Requirement. Please return the lines of the data that contain "time".

Material for this task.
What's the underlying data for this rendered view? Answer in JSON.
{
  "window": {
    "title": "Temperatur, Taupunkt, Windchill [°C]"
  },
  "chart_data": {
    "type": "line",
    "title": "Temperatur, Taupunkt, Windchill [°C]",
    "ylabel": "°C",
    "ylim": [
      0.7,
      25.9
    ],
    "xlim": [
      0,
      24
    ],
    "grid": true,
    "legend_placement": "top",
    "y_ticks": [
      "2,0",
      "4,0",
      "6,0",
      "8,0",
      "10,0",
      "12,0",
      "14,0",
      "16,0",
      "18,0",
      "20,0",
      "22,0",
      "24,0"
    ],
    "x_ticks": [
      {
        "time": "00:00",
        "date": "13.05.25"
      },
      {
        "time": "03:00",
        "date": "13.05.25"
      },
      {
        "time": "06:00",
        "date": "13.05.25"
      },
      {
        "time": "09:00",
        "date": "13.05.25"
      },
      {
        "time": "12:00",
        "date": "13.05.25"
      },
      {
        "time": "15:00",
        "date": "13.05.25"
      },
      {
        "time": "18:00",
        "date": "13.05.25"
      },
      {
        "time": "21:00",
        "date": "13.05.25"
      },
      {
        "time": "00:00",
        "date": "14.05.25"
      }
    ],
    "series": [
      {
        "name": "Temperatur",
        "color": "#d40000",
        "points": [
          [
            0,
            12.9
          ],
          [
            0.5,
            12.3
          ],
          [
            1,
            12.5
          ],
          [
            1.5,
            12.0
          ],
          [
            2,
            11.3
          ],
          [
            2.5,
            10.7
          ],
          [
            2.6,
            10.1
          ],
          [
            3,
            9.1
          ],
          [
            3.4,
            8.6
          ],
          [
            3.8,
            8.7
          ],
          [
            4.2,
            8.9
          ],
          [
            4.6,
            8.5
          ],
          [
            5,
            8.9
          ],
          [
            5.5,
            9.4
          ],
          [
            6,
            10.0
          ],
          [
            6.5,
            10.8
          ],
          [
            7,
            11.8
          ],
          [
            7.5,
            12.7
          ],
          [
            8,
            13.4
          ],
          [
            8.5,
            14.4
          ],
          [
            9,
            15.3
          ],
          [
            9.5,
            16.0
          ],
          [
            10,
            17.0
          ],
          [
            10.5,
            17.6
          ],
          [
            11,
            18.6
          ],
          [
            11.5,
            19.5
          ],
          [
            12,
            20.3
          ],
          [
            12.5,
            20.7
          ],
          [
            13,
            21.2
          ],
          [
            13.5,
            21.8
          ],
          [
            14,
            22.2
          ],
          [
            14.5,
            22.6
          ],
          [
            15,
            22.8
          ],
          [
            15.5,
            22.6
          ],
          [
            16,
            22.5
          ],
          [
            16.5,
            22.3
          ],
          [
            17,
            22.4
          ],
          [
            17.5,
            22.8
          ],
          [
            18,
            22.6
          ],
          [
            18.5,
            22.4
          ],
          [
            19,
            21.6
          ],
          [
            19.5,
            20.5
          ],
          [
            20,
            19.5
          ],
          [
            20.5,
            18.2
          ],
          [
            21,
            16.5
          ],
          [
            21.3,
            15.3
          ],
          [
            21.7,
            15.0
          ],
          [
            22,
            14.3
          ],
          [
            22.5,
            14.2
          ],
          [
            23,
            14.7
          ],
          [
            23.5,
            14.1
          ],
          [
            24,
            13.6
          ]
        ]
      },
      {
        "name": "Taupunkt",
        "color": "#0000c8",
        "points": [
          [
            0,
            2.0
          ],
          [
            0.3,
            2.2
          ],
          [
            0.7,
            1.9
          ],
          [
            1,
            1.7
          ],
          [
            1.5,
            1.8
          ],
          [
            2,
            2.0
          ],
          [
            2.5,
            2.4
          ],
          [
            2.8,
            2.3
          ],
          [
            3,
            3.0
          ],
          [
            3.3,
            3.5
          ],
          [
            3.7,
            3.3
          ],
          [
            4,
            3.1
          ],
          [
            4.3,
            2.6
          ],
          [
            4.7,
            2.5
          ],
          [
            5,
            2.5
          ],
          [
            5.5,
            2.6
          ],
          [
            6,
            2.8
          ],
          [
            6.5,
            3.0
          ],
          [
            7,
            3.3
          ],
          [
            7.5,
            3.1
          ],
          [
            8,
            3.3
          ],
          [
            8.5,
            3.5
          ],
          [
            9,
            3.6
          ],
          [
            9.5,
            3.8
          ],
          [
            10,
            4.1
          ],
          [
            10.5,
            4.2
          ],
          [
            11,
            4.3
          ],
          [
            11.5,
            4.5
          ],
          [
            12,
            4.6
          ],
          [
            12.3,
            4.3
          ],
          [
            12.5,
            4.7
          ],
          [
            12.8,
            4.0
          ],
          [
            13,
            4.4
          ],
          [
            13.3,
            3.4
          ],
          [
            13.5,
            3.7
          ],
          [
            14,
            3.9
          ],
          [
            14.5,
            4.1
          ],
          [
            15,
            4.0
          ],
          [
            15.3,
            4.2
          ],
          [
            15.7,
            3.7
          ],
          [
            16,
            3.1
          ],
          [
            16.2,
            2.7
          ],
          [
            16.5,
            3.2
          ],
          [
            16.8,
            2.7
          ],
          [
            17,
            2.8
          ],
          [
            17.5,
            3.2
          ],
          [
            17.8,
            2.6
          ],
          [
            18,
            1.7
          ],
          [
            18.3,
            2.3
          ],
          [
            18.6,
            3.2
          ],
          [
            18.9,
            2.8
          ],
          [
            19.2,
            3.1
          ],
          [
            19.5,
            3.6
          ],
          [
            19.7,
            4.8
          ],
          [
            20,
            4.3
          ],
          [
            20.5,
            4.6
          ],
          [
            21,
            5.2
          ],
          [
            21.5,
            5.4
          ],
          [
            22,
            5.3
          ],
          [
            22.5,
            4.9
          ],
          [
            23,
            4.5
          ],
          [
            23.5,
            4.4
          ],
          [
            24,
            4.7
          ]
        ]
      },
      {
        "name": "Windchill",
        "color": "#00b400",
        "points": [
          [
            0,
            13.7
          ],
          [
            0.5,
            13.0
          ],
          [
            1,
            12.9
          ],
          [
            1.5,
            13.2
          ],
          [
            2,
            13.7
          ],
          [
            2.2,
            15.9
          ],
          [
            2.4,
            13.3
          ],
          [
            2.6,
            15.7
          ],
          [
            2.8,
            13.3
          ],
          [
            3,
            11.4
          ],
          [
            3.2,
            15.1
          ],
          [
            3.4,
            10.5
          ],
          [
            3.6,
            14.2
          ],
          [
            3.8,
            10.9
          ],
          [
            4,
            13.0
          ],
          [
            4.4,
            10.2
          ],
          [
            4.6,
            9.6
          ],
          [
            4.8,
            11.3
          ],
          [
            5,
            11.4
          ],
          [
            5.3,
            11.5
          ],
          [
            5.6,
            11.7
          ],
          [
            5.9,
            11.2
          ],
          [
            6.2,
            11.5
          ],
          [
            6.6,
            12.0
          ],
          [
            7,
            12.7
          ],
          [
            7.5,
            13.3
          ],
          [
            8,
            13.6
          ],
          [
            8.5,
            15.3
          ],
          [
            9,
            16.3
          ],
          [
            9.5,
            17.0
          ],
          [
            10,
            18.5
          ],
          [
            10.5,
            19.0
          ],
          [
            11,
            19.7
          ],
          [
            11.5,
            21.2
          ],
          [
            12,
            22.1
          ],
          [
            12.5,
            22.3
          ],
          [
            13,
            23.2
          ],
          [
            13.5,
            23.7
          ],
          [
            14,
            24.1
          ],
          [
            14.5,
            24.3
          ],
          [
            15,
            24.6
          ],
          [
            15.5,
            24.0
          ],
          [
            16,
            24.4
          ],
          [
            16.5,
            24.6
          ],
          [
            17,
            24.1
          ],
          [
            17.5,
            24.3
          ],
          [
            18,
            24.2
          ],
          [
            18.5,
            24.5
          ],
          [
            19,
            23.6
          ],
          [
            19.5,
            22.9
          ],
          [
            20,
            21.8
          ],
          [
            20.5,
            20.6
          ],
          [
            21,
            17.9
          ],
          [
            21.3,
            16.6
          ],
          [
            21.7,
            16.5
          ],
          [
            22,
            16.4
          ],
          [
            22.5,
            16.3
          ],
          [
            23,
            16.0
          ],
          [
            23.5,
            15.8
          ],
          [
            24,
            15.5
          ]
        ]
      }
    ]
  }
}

Expected answer.
        "time": "00:00",
        "time": "03:00",
        "time": "06:00",
        "time": "09:00",
        "time": "12:00",
        "time": "15:00",
        "time": "18:00",
        "time": "21:00",
        "time": "00:00",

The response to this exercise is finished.